### DATA RECORDS
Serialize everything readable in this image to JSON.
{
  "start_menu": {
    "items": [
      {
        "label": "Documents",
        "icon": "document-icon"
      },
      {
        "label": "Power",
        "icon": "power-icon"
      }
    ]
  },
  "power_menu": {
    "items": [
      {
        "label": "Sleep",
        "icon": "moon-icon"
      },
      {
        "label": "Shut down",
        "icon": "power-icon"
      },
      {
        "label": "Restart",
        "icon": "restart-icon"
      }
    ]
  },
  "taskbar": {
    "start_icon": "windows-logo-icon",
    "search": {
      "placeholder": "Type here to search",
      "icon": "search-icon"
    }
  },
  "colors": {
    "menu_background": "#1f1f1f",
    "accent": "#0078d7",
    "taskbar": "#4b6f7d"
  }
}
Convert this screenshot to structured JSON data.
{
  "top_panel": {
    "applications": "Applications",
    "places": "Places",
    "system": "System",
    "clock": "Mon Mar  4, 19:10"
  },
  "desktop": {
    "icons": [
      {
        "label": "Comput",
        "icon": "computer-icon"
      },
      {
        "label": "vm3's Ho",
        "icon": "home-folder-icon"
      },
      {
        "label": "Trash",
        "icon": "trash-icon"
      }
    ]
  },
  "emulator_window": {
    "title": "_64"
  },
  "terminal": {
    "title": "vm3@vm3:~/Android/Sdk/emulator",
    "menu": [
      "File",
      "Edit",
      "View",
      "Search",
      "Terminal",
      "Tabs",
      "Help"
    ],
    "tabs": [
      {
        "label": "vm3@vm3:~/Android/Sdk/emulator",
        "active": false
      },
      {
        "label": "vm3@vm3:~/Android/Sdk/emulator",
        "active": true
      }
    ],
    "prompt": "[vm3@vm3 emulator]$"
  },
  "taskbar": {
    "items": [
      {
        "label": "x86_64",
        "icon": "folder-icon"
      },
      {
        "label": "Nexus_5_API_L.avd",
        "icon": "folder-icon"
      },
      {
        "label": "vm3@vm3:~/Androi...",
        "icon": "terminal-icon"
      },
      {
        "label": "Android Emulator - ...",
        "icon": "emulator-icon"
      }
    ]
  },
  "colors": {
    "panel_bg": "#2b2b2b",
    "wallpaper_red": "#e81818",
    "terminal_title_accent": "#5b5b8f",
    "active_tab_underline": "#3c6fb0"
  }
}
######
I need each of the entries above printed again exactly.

ANSWER SECTION>
Serialize everything readable in this image to JSON.
{
  "start_menu": {
    "items": [
      {
        "label": "Documents",
        "icon": "document-icon"
      },
      {
        "label": "Power",
        "icon": "power-icon"
      }
    ]
  },
  "power_menu": {
    "items": [
      {
        "label": "Sleep",
        "icon": "moon-icon"
      },
      {
        "label": "Shut down",
        "icon": "power-icon"
      },
      {
        "label": "Restart",
        "icon": "restart-icon"
      }
    ]
  },
  "taskbar": {
    "start_icon": "windows-logo-icon",
    "search": {
      "placeholder": "Type here to search",
      "icon": "search-icon"
    }
  },
  "colors": {
    "menu_background": "#1f1f1f",
    "accent": "#0078d7",
    "taskbar": "#4b6f7d"
  }
}
Convert this screenshot to structured JSON data.
{
  "top_panel": {
    "applications": "Applications",
    "places": "Places",
    "system": "System",
    "clock": "Mon Mar  4, 19:10"
  },
  "desktop": {
    "icons": [
      {
        "label": "Comput",
        "icon": "computer-icon"
      },
      {
        "label": "vm3's Ho",
        "icon": "home-folder-icon"
      },
      {
        "label": "Trash",
        "icon": "trash-icon"
      }
    ]
  },
  "emulator_window": {
    "title": "_64"
  },
  "terminal": {
    "title": "vm3@vm3:~/Android/Sdk/emulator",
    "menu": [
      "File",
      "Edit",
      "View",
      "Search",
      "Terminal",
      "Tabs",
      "Help"
    ],
    "tabs": [
      {
        "label": "vm3@vm3:~/Android/Sdk/emulator",
        "active": false
      },
      {
        "label": "vm3@vm3:~/Android/Sdk/emulator",
        "active": true
      }
    ],
    "prompt": "[vm3@vm3 emulator]$"
  },
  "taskbar": {
    "items": [
      {
        "label": "x86_64",
        "icon": "folder-icon"
      },
      {
        "label": "Nexus_5_API_L.avd",
        "icon": "folder-icon"
      },
      {
        "label": "vm3@vm3:~/Androi...",
        "icon": "terminal-icon"
      },
      {
        "label": "Android Emulator - ...",
        "icon": "emulator-icon"
      }
    ]
  },
  "colors": {
    "panel_bg": "#2b2b2b",
    "wallpaper_red": "#e81818",
    "terminal_title_accent": "#5b5b8f",
    "active_tab_underline": "#3c6fb0"
  }
}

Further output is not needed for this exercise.